What’s the first place you would look to find out the nutrient composition of a food or drink product? How about its ingredients? When will it expire?
Almost everyone knows that labels on the back of food and drink products can tell us a lot about them, from their ingredients and nutritional composition, to other details like the storage and use. But can we all in good conscious say that we rigorously check the label for every product that we buy? Probably not. And what’s more, do the labels (and what’s on them) change our eating habits?
It begs the question, how can we design food and drink packaging in such a way to include all the information that the consumer wants to know, in a way that they can both legibly read and understand, whilst maintaining the freedom to market and brand your products in an appealing and competitive way? And how can society influence healthier and more sustainable consumer habits?
Food and drink manufacturers, governments, and researchers are looking at new ways to inform consumers about the food and drink that we buy, cook, and consume. Balancing these competing demands is the crux of the issue.
The European Commission will soon propose a revision of the EU rules on food information to consumers. The revision is expected to focus on some specific aspects of food labelling: front-of-pack nutrition labelling, nutrient profiles for health and nutrition claims, country-of-origin labelling, date marking, and labelling of alcoholic beverages. These have been identified by the European Commission’s Farm to Fork Strategy as some of the tools needed to empower consumers to make informed, healthy, and sustainable food choices.

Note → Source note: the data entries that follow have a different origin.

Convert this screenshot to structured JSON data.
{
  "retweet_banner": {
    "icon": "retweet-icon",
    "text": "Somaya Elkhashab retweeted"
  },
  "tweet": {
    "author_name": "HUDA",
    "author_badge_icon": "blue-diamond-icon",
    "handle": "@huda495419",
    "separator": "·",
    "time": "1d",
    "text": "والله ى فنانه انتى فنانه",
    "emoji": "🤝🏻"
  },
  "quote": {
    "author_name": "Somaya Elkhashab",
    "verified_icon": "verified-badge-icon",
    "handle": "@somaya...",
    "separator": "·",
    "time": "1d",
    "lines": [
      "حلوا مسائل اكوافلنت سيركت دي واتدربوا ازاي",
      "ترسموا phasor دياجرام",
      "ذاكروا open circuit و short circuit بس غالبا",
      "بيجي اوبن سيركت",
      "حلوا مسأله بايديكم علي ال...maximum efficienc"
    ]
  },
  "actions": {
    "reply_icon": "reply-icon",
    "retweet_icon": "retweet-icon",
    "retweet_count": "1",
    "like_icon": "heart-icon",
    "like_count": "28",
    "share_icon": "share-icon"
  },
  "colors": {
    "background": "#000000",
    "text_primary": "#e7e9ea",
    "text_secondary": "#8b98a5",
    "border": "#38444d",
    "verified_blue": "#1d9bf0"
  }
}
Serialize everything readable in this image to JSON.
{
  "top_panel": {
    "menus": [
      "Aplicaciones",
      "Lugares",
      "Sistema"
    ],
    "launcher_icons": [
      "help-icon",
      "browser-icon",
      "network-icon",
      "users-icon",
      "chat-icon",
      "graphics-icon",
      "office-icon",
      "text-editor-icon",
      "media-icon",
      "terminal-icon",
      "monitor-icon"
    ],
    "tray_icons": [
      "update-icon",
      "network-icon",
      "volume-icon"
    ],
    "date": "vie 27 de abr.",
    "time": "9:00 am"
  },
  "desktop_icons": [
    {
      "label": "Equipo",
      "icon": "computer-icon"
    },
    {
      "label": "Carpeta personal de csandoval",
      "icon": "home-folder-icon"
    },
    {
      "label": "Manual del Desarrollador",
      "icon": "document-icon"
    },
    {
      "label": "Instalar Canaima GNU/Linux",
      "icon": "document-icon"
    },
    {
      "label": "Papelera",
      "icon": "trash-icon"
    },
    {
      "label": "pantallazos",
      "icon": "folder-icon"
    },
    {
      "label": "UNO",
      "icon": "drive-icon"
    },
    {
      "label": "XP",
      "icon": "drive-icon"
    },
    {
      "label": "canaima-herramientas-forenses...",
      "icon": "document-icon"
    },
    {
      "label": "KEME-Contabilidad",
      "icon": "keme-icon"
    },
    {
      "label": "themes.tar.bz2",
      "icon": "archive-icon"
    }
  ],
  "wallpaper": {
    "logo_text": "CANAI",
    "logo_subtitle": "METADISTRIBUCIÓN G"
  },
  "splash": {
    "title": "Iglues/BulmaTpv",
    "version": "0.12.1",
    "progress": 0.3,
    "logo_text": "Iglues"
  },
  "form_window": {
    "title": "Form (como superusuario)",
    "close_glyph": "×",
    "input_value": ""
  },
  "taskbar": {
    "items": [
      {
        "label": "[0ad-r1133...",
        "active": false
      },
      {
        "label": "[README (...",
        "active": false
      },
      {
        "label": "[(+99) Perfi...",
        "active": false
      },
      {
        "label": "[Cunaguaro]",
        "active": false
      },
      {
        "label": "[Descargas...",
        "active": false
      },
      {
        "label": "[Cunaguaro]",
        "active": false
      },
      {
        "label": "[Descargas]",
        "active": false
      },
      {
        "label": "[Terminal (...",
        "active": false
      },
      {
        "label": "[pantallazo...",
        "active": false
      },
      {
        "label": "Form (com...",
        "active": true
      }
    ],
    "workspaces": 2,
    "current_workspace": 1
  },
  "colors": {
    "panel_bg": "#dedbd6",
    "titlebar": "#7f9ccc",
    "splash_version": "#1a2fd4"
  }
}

However, as it stands, there is a significant untapped potential in the Food Information to Consumers Regulation, which could facilitate the shift towards healthier and more sustainable diets. For instance, more consumer-friendly labelling of salt alternatives (e.g., “potassium salt” instead of “potassium chloride”) may help consumers understand new reformulated recipes and make it simpler for people to reduce salt intake in their diets. Likewise with “iodised salt”. These are just some examples where much more could be done with current legislation to steer consumption patterns on a more nutritious path.
And what about digital labelling? Putting the sole emphasis on physical food labels is not suitable for 21st century food systems. Digital information (accessed by near-field technology, like a QR code) has the potential to provide product information in a targeted and personalised way, boosting accessibility options and reducing packaging waste, another goal of the Farm to Fork Strategy.
Today, Europe’s food and drink manufacturers provide a wealth of information about their products, often going beyond mandatory information requirements – about the ingredients, nutritional value, portion recommendations, cooking and storing instructions, tips to avoid food waste, and much more. Complementary to information on the label, the possibilities of alternative information channels are endless and have the potential to improve consumers’ access to more detailed information about their favourite products, if they are interested in it.
FoodDrinkEurope’s members want to improve the provision of clear, factual, and relevant food information and encourage more sustainable and healthy diets, in line with the objectives of the EU Farm to Fork Strategy.
But consumer information is not the silver bullet to improving our diets.
Labelling and consumer information must be part of a comprehensive approach that should include pan-European education campaigns about nutrition and sustainable lifestyles, which allows people to take informed responsibility over the choices they make.
Only by working across civil society and across value chains, towards this common goal, EU Institutions, Member States and industry can help shift people towards healthier and more sustainable diets and lifestyles.